Skip to content

Migration to Jekyll: Understanding Yeoman

Ive been wanting to wrap my head around Yeoman for a while now. It seemed every time I found a moment of free time to dive into understanding Yeoman, my brain was already fried from that days job-related development work. I continued to spin-up a generic webapp generator & failed to understand the seemingly complex ideas behind Yeoman. This process continued until now, when I decided to move my personal site to GitHub pages & Jekyll. I wanted to share my experience and provide a brief overview/tutorial of using Yeoman.

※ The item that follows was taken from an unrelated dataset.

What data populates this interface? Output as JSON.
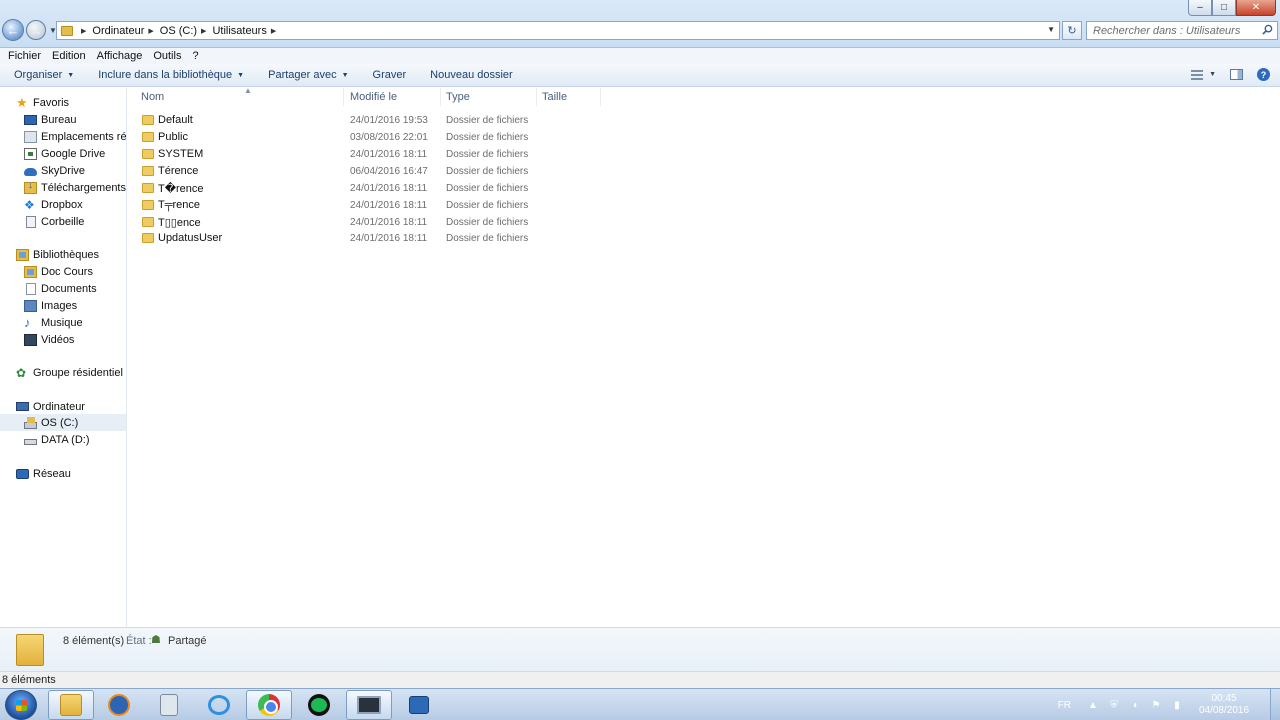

It seems that in order for me to finally understand the beauty of Yeoman, all I needed was an end goal: a Jekyll site. It turns out this is exactly why Yeoman was created — to help you quickly achieve your goal by generating a lot of the initial boilerplate code for you.

npm install -g yo
npm install -g generator-jekyllrb
cd path/to/site/directory
yo jekyllrb
grunt server

Assuming you already have Node & npm installed (I recommend using homebrew), thats all it takes to get a Yeoman-generated, Grunt-compiling Jekyll site running on your local machine. I am utilizing the jekyllrb generator that I found via the Yeoman community generators page.

A nice thing about the jekyllrb generator is that it has built-in configuration options for including/excluding Sass, Compass, Bootstrap, H5BP & CoffeeScript — as well as other tools. This step-by-step approach to generating my Jekyll site through a Yeoman generator helped me understand the benefit of Yeoman generators. Creating & configuring my Jekyll site became very easy.

The Yeoman workflow also includes the use of Grunt & Bower. Bower is a package manager. In short, it simplifies the process of downloading & including libraries on which your web app/site may depend.

bower install jquery

The above installs jQuery into the _bower_components directory of my project. I can then load that dependency into my project with a traditional script tag.

Grunt, as described on its home page, is a JavaScript task runner. For me, it was an easy way to automate my Sass & JavaScript compilation & concatenation as well as deployment scripts to my GitHub pages hosting. Running the task grunt server spins up a local server to serve my Jekyll site into my browser. With the aforementioned jekyllrb generator, the server task also comes ready to watch my asset files to compile & LiveReload my Sass & JavaScript.

The Grunt tasks included with the jekyllrb generator also include support for Usemin. Usemin allows for replacing references to non-optimized scripts & stylesheets (typically found in development environments) with references to optimized scripts & stylesheets for production.

<!-- The following Usemin block... -->
<!-- build:js(app) /assets/js/app.js -->
<script src="/_bower_components/modernizr/modernizr.js"></script>
<script src="/_bower_components/jquery/jquery.js"></script>
<!-- endbuild -->
<!-- replaced with a single minified script tag. -->
<script src="/assets/js/"></script>

Running the grunt build task produces a compiled, concatenated, minified, production-ready version of my Jekyll site. Once that build is created, I can use a task provided by grunt-build-control to automate my deployment to GitHub pages.

grunt buildcontrol:pages

All in all Im very happy to finally have a high-level understanding of the benefits of Yeoman. I look forward to exploring creating custom generators of my own to speed up my workflow, as well as streamline project spin-up for my coworkers.

If you have any questions or comments about using Yeoman, Grunt or the jekyllrb generator, feel free to leave comments below.

Questions, comments, suggestions? Open an issue. Enjoy this content? Please consider sharing it.